“Who put the French to rout, But what they killed each other for,
I could not well make out; But every body said," quoth he, “ That 't was a famous victory:
7. “My father lived at Blenheim then,
Yon little stream, hard by;
And he was forced to fly;
8. “ With fire and sword, the country round
Was wasted, far and wide;
And new-born baby died;
9. “They say it was a shocking sight
After the field was won;
Lay rotting in the sun :
10. “Great praise the Duke of Marlboro' won,
And our young prince, Eugene.”
Said little Wilhelmine.
11. “And every body praised the Duke
Who this great fight did win.”
Quoth little Peterkin.
NOTES.—The Battle of Blenheim, in the “War of the Spanish Succession,” was fought August 13, 1704, near Blenheim, in Bavaria, between the French and Bavarians, on one side, and an allied army under the great English general, the Duke of Marlborough, and Eugene, Prince of Savoy, on the other.
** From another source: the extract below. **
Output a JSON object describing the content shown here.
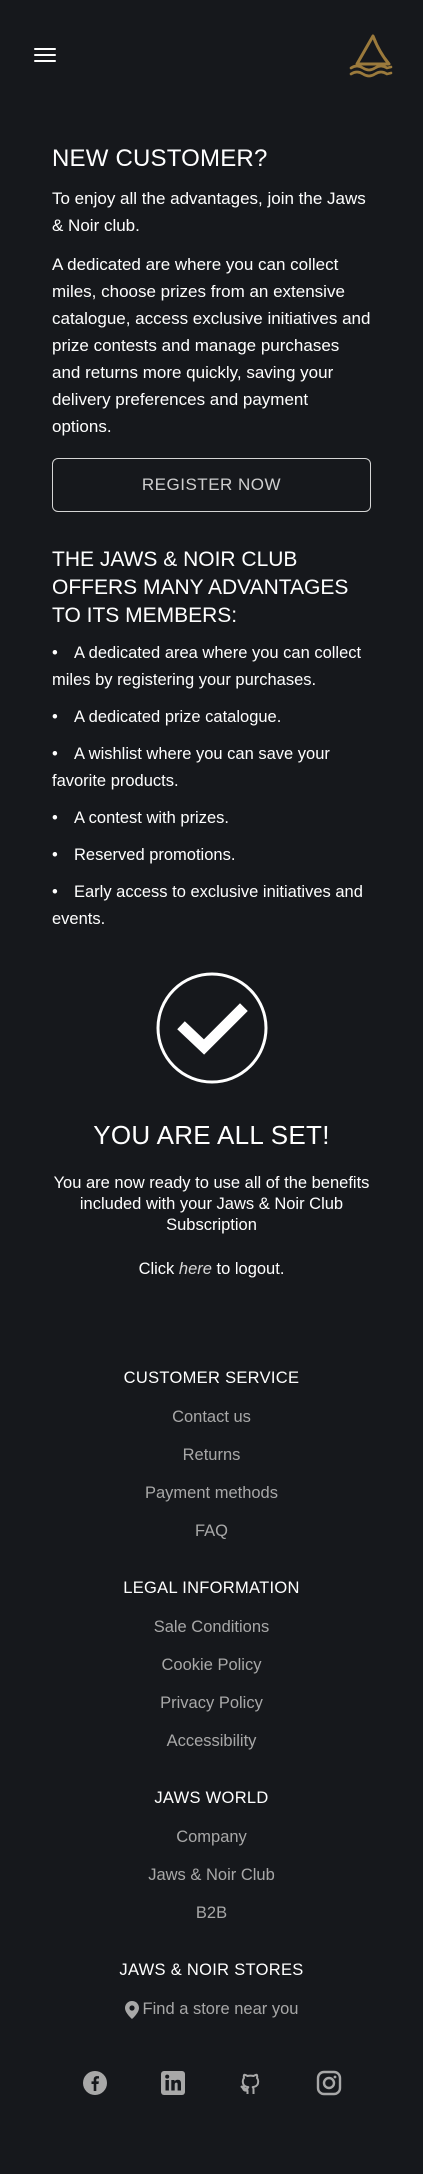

The latter won a decisive victory: 10,000 of the defeated army were killed and wounded, and 13,000 were taken prisoners.
XXI. “I PITY THEM.”
1. A POOR man once undertook to emigrate from Castine, Me., to Illinois. When he was attempting to cross a river in New York, his horse broke through the rotten timbers of the bridge, and was drowned. He had but this one animal to conyey all his property and his family to his new home.
2. His wife and children were almost miraculously saved from sharing the fate of the horse; but the loss of this poor animal was enough. By its aid the family, it may be said, had lived and moved; now they were left helpless in a land of strangers, without the ability to go on or return, without money or a single friend to whom to appeal. The case was a hard one.
3. There were a great many who “passed by on the other side." Some even laughed at the predicament in which the man was placed; but by degrees a group of people began to collect, all of whom pitied him.
4. Some pitied him a great deal, and some did not pity him very much, because, they said, he might have known better than to try to cross an unsafe bridge, and should have made his horse swim the river. Pity, however, seemed rather to predominate. Some pitied the man, and some the horse; all pitied the poor, sick mother and her six helpless children.
5. Among this pitying party was a rough son of the West, who knew what it was to migrate some hundreds of miles over new roads to locate a destitute family on a prairie. Seeing the man's fortorn situation, and looking around on the bystanders, he said, “All of you seem to pity these poor people very much, but I would beg leave to ask each of you how much."
6. “There, stranger," continued he, holding up a ten dollar bill, “there is the amount of my pity; and if others